With his six marriages, Henry VIII has been the ideal character for novelists and film producers. The latest TV series, The Tudors, was (2007) created by Michael Hirst for Showtime. It focuses on how the king's love life influenced his political decisions: in order to divorce Katherine of Aragon, he rejected Rome which led to the creation of the Church of England. Sex and violence dominate the filming, unlike the BBC classic with Keith Michell The Six Wives of Henry VIII which gives a softer version of the events.
Always pursuing his own interests, he accused his second wife, Ann Boleyn, of adultery and had her beheaded. The real reason was her inability to provide him with a male heir as is told in The Secret Diary of Anne Boleyn by Robin Maxwell and The Other Boleyn Girl by Philippa Gregory (The Other Boleyn Girl is also available as a film starring Natalie Portman and Scarlett Johannson). However, the most complete dramatic writing remains The Autobiography of Henry VIII by Margaret George.
Lineage and Adversity : The Queens
In this Tudor era of treachery and deceit, "courtier" was a synonym of "spy." Elizabeth I, daughter of Henry VIII and Ann Boleyn, was surrounded by predators she kept fighting and defeating. Her supreme power is also recounted by Margaret George in her most recent work, Elizabeth I: A Novel (2011).

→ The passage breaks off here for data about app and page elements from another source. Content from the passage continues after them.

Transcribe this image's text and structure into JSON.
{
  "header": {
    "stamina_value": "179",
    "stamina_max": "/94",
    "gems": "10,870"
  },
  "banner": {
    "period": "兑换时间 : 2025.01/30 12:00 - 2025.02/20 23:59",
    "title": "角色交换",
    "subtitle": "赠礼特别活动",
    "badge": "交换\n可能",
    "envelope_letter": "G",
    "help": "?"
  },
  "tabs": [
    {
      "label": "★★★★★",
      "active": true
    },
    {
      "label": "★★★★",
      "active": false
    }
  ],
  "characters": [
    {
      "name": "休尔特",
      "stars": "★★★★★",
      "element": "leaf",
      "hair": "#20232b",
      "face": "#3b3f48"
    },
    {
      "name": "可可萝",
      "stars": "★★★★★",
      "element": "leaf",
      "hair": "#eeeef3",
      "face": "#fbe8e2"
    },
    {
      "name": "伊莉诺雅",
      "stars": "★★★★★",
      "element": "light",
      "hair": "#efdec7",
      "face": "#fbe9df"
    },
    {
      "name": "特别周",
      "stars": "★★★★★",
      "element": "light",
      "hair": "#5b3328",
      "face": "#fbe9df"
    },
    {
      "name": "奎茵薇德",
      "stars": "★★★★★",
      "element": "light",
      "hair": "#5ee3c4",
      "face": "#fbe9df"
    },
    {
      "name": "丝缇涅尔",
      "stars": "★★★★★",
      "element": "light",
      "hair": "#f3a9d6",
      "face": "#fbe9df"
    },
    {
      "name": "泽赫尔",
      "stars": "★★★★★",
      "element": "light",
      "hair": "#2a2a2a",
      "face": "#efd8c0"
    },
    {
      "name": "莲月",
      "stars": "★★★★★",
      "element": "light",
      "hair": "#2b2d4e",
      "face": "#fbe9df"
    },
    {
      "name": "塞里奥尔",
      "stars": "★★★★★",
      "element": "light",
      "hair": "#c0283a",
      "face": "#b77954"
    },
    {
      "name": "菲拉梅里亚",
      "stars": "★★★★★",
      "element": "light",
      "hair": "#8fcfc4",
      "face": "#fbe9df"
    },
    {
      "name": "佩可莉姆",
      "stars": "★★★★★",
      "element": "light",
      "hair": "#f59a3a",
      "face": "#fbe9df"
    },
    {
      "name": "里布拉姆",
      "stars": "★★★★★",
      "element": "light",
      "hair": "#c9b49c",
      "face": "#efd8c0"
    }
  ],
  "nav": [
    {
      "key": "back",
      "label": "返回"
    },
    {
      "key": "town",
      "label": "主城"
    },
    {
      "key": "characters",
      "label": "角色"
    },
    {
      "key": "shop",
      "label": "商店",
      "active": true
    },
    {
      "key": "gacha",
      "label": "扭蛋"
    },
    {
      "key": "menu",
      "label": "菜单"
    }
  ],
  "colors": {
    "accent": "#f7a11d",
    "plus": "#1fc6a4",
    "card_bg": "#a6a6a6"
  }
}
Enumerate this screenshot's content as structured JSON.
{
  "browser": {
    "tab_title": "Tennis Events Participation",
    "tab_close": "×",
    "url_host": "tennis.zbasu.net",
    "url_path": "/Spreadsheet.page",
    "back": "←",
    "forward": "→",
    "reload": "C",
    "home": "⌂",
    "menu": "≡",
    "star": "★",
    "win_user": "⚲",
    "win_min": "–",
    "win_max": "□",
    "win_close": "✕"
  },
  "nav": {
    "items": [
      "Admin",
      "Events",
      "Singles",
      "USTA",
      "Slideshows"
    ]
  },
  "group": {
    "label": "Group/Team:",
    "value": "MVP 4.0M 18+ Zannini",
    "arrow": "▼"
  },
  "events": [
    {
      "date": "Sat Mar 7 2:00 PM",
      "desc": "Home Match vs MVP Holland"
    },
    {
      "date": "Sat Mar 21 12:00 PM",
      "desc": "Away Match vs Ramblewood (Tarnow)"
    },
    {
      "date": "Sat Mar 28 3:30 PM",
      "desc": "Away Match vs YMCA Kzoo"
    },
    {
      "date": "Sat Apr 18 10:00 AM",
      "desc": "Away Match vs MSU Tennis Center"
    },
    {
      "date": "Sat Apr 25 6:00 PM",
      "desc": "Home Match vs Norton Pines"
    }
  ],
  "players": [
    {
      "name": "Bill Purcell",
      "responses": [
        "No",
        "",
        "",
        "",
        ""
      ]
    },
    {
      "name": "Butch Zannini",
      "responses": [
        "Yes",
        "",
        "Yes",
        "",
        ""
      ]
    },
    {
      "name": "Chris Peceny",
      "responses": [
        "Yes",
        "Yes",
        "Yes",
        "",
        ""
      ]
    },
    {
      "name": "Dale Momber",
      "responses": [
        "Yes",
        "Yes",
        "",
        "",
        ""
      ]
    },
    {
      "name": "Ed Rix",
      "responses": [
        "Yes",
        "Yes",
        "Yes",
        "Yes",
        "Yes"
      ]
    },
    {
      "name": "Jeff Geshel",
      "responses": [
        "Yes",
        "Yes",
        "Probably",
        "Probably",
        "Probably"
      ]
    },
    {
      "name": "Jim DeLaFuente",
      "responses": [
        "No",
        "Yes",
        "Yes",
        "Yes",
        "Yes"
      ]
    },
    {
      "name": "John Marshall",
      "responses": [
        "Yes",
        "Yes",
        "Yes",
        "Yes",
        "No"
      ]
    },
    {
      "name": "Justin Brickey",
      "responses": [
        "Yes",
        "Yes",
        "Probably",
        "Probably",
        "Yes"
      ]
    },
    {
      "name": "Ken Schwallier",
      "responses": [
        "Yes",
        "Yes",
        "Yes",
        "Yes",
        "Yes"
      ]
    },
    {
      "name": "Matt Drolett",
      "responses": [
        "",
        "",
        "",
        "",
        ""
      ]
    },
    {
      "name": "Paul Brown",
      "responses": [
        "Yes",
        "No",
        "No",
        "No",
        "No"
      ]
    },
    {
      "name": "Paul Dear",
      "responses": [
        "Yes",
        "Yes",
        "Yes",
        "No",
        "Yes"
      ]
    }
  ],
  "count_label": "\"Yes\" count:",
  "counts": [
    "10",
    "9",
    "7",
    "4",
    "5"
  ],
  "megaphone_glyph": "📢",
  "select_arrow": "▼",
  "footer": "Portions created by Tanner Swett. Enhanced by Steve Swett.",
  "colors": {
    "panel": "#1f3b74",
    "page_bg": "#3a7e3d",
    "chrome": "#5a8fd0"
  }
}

If Elizabeth I reigned for 44 years, Lady Jane Grey, unfortunate pawn of politics, was queen for only 9 days! The story Lady in Waiting by Susan Meissner and An Innocent Traitor: A Novel of Lady Jane Grey by Alison Weir show how her selfish father sealed her fate by rebelling: she was 16 years old when executed.
She was succeeded by Mary Tudor, an angry ruler, desperate for control and posterity as Suzannah Dunn describes in The Queen's Sorrow.
Court and Intrigues
Famous historical figures surrounding the sovereigns have become the main characters of riveting tales. Robert Dudley, Earl of Leicester, a favorite of Elizabeth I is shown as her reckless lover and jealous, passionate wooer in His Last Letter: Elizabeth I and The Earl of Leicester by Jeane Westin. C.W. Gortner focuses on his younger years by way of a fictional spy hero Brendon Prescott in The Tudor Secret.
In Carolly Erickson Rival to the Queen, the focus is on Lettice Knollys, Elizabeth's cousin and attendant who ended up marrying Dudley.
In The Virgin Queen's Daughter: A Novel, Ella March Chase entertains readers by creating the character of a midwife who attended Elizabeth's "supposed" teenage delivery. The line between actual events and literary creation is blurred but it is always thrilling to read what may have transpired behind the scenes.
Historical fiction interweaves facts and fantasy but no matter what you read, the end is always the same!
Jocelyne C., albeit a French romantic, has a passion for British history that she loves to share with library patrons.